Once you've done Advanced Customization a couple of times, you might start to get a little annoyed by the fact that you continuously have to copy your customization stylesheets in each of your project. That sucks. It would be so much better if you would be able to package it all as a single plugin, right?
Well, with a bit of work, you can actually do that. And before you learn how, there is something you need to know about the Maven Docbkx Plugin. You see, the Maven Docbkx Plugin is actually mostly auto generated by the stylesheets in a Docbook stylesheets distribution. The figure below illustrates the process:
The actual Mojo classes are generated directly from the Docbook XSL stylesheets. Once these Mojo classes are built, they are combined with your own sources and other resources (potentially) taken from the DocBook XSL distribution, and the result is then forged into a new Maven plugin. And all of this can (and is most ideally done) in a Maven project.
The Docbkx Tools project is shipping a Maven plugin assisting you with the first step: the Maven Docbkx Builder Plugin. (Mind the 'Builder' term; don't confuse this with the Maven Docbkx Plugin.) You configure the plugin with the version number of the Docbook XSL distribution, and a package name for the generated sources. In addition, you add some meta data for every type of output document you aim to generate using your plugin, and you're done.
Note that the plugin assumes you have a zip file including the DocBook stylesheets included in your distribution. It assumes the location of that zip file is lib/docbook-xsl-[version].zip, in which the version is the version of the zip file set as a plugin property, as outlined above.
Now, there are quite a few things you can configure on the Maven Docbkx Builder Plugin. You can for instance specify that you want to have your Mojo extend a class of your own, in case you want to add your own behaviour. If you wish to do so, make sure you subclass AbstractTransformerMojo, included in the docbkx-maven-base project.
Whenever the Maven Docbkx Builder Plugin is invoked to generate Mojos from a collection of stylesheets, it will gather all parameters supported by that stylesheet, and turn that into Mojo properties. However, you probably don't want to have all of those properties exported. And as it turns out, you can tell the Maven Docbkx Builder Plugin to ommit some properties. For the actual Maven Docbkx Plugin, it excludes properties like:

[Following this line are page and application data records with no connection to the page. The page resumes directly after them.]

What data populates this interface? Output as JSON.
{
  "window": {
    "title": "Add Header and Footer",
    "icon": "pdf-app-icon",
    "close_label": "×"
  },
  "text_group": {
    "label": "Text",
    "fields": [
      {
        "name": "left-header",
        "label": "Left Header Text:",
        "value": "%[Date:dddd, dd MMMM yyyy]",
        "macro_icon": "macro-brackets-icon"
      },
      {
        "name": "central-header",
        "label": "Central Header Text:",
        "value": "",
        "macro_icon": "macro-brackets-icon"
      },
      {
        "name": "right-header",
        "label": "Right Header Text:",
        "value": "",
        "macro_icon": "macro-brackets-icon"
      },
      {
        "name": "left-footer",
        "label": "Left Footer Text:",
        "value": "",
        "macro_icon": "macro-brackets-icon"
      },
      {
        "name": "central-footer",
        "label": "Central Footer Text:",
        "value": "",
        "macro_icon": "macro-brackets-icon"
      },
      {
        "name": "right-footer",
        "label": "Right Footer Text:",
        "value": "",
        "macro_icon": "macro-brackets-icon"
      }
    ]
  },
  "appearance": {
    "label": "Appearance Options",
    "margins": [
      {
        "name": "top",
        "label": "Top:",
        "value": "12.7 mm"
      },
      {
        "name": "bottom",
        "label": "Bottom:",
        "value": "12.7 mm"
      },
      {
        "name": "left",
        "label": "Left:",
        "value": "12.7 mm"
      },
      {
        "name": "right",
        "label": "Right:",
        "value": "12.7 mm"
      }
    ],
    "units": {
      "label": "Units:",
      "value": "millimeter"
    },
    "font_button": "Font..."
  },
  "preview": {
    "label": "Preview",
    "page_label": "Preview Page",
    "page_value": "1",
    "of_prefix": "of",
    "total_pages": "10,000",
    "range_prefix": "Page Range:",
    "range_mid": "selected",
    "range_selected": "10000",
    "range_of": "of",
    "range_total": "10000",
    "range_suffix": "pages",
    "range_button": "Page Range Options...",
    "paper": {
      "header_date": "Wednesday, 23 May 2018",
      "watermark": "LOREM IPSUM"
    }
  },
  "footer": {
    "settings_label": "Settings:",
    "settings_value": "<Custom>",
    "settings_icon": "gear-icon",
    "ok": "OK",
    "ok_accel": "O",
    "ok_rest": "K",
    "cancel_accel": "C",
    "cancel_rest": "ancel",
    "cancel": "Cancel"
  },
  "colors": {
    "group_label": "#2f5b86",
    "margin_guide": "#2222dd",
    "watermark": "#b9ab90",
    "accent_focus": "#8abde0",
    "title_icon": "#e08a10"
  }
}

You can probably guess why these properties are omitted. It makes very little sense to allow users to override the values of these properties.
Now, having this, sky is the limit. You can basically build any type of plugin and have any type of pre- or postprocessing you want. This document is not going to give you all the options. That's up to your own creativity. If you want to know more, just carefully study the sources of the Maven Docbkx Plugin itself. It's a little messy, so it will probably take you some time, but it's doable.